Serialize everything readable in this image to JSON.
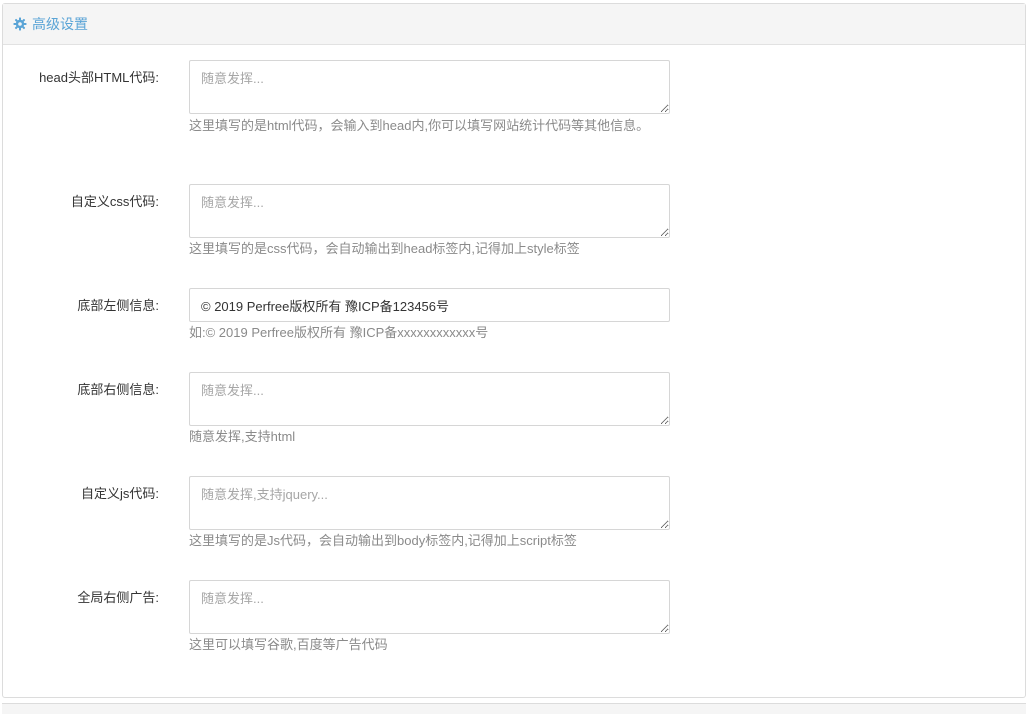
{
  "panel": {
    "title": "高级设置",
    "icon": "gear-icon",
    "accent_color": "#5aa4d6"
  },
  "fields": [
    {
      "label": "head头部HTML代码:",
      "value": "",
      "placeholder": "随意发挥...",
      "help": "这里填写的是html代码，会输入到head内,你可以填写网站统计代码等其他信息。"
    },
    {
      "label": "自定义css代码:",
      "value": "",
      "placeholder": "随意发挥...",
      "help": "这里填写的是css代码，会自动输出到head标签内,记得加上style标签"
    },
    {
      "label": "底部左侧信息:",
      "value": "© 2019 Perfree版权所有 豫ICP备123456号",
      "placeholder": "",
      "help": "如:© 2019 Perfree版权所有 豫ICP备xxxxxxxxxxxx号"
    },
    {
      "label": "底部右侧信息:",
      "value": "",
      "placeholder": "随意发挥...",
      "help": "随意发挥,支持html"
    },
    {
      "label": "自定义js代码:",
      "value": "",
      "placeholder": "随意发挥,支持jquery...",
      "help": "这里填写的是Js代码，会自动输出到body标签内,记得加上script标签"
    },
    {
      "label": "全局右侧广告:",
      "value": "",
      "placeholder": "随意发挥...",
      "help": "这里可以填写谷歌,百度等广告代码"
    }
  ]
}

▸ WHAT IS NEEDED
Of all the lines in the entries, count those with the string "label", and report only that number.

▸ PROBLEM SOLUTION
6